Of course, this isn’t any new information, various forms of market research have been around for decades, some of them, even coming up to a century. Yet, these methods have obviously changed over time as technology, and what it allows the researcher and marketer to do has developed. Understanding your market also changes as you progress from a smaller company to a larger one. During this process of expansion, it is especially important to have insights into your target market, as you need to make sure the money being invested in your expansion will repay itself. In other words, you need to make sure the changes that occur during growth correlate with that of the wants and needs both of your current customers and those you hope to find.
There are of course methods and tools that can help gain valuable insights and place you in your customer’s shoes. For example, if you’re looking for a consumer insight agency, London has many for you to choose from. They benefit from the entrepreneurial opportunities in the city, with the latest technology pushed to its limit by clients hungry for data. A consumer insight agency helps you understand as potential customers needs and wants change and allow your business to evolve as your customers habits do, rather than having to play catch up. This sort of information is often used in three different areas of a business: product development, marketing and strategy.
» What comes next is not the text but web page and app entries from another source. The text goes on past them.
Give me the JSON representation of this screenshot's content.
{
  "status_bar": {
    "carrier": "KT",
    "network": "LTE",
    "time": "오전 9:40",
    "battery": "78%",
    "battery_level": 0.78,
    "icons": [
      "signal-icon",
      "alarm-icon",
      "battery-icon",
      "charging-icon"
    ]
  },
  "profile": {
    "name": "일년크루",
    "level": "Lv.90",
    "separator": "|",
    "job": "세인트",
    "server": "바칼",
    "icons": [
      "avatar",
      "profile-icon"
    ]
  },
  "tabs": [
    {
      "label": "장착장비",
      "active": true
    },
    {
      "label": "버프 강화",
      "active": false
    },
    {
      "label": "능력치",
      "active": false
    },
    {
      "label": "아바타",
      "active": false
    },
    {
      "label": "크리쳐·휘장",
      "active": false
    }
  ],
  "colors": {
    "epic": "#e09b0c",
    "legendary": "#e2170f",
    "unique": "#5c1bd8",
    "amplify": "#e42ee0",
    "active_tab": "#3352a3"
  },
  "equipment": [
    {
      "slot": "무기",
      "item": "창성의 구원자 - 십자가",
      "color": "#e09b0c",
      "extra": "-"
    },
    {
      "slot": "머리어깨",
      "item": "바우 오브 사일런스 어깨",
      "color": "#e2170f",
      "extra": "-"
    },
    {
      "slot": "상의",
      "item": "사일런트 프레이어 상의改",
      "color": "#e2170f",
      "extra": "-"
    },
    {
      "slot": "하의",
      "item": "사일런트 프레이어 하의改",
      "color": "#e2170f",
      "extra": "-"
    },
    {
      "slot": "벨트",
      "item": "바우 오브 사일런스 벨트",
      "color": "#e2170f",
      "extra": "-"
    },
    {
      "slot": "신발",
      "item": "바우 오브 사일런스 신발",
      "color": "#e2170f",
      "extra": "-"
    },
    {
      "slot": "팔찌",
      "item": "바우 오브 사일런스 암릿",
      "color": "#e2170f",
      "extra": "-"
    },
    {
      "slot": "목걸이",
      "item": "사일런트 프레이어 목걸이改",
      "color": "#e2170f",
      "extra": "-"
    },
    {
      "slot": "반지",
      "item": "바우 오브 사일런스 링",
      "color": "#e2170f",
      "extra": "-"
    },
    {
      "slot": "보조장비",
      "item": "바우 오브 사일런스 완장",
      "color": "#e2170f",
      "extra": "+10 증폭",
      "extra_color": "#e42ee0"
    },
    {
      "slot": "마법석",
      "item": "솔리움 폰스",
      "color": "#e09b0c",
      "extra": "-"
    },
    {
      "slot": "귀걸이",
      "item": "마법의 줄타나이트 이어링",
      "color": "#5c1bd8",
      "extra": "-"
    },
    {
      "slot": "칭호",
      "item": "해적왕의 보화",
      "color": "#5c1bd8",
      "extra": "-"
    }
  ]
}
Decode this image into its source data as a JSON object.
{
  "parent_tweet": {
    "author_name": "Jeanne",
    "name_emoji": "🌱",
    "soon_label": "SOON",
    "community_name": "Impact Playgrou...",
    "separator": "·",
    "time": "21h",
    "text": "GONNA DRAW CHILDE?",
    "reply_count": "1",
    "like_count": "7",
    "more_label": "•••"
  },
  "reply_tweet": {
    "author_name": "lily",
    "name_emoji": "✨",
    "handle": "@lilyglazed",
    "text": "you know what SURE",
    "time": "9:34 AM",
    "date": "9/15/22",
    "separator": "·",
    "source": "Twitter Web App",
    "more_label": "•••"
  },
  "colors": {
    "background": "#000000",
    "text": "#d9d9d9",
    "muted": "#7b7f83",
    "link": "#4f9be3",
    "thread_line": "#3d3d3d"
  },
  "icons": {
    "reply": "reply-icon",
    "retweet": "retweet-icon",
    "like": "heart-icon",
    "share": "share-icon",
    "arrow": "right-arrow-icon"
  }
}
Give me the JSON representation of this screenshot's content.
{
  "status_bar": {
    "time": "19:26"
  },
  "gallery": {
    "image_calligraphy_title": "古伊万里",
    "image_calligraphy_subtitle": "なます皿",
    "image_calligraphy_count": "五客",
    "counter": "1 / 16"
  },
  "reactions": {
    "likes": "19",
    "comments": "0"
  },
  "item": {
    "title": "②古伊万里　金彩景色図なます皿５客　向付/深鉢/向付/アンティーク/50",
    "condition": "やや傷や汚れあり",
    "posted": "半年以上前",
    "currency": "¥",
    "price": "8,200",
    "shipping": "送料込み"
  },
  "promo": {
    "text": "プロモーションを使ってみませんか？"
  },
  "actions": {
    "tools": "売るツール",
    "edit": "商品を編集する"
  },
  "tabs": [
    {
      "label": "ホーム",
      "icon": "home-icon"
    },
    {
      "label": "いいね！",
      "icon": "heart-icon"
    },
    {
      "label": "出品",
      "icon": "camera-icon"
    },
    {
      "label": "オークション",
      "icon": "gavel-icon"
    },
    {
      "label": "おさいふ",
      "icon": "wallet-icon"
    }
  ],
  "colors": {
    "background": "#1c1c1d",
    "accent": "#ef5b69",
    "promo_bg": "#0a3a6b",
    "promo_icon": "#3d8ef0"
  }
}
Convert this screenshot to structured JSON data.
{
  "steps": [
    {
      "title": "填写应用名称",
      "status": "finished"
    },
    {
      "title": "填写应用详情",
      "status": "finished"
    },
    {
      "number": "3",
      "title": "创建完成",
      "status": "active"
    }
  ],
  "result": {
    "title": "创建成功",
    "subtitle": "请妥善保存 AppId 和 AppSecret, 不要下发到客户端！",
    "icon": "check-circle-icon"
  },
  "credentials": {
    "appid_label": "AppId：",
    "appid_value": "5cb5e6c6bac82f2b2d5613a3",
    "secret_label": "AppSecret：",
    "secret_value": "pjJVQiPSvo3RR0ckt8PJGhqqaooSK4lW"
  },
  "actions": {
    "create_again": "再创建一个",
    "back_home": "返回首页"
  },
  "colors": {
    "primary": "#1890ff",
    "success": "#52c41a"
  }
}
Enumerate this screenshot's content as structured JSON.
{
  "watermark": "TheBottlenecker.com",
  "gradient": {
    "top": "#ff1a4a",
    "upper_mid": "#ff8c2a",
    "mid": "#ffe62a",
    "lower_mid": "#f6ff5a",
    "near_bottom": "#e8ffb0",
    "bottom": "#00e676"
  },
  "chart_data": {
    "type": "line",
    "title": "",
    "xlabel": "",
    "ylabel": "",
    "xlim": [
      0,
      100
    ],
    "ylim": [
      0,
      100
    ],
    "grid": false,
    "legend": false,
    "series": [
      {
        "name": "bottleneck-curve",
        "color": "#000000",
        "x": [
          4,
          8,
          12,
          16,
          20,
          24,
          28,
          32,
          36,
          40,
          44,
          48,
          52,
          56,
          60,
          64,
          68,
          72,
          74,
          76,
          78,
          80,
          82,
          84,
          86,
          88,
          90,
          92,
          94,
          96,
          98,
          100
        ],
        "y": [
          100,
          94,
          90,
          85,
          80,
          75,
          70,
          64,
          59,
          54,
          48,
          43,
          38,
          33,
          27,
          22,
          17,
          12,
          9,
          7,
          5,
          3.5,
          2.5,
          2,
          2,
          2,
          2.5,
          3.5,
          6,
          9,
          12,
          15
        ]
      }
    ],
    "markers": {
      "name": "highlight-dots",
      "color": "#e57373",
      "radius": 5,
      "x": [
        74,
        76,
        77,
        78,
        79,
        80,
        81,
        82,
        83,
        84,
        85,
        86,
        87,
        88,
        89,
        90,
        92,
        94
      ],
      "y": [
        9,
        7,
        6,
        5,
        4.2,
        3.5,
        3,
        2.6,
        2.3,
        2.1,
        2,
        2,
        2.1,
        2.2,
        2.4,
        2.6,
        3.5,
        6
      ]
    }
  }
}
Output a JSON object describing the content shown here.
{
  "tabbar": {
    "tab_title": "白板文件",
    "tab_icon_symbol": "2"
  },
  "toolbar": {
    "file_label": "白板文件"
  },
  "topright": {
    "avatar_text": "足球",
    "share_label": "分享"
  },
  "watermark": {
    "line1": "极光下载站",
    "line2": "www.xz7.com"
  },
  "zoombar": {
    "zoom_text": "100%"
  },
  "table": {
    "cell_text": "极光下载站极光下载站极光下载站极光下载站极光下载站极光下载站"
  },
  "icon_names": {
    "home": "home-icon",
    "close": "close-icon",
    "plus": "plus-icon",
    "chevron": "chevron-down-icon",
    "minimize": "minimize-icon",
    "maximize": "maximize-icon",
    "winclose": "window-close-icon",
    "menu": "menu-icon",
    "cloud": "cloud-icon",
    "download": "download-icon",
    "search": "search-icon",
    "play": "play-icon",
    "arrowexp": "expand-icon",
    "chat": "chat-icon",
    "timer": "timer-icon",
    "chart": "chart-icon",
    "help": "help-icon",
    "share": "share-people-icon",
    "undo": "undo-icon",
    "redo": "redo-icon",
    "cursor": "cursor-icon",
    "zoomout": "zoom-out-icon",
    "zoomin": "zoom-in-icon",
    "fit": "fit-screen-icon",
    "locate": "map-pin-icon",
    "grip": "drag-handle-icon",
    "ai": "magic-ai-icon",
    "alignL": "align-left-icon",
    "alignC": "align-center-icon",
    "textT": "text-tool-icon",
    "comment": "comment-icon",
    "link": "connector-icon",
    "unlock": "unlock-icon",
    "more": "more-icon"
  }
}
Consumer insight can mould and change how all three of these areas work completely.
Hopefully this has shown some of the potential of consumer insights for both business small and large, and more generally, why it is important for a business to regularly put itself in their customer’s shoes.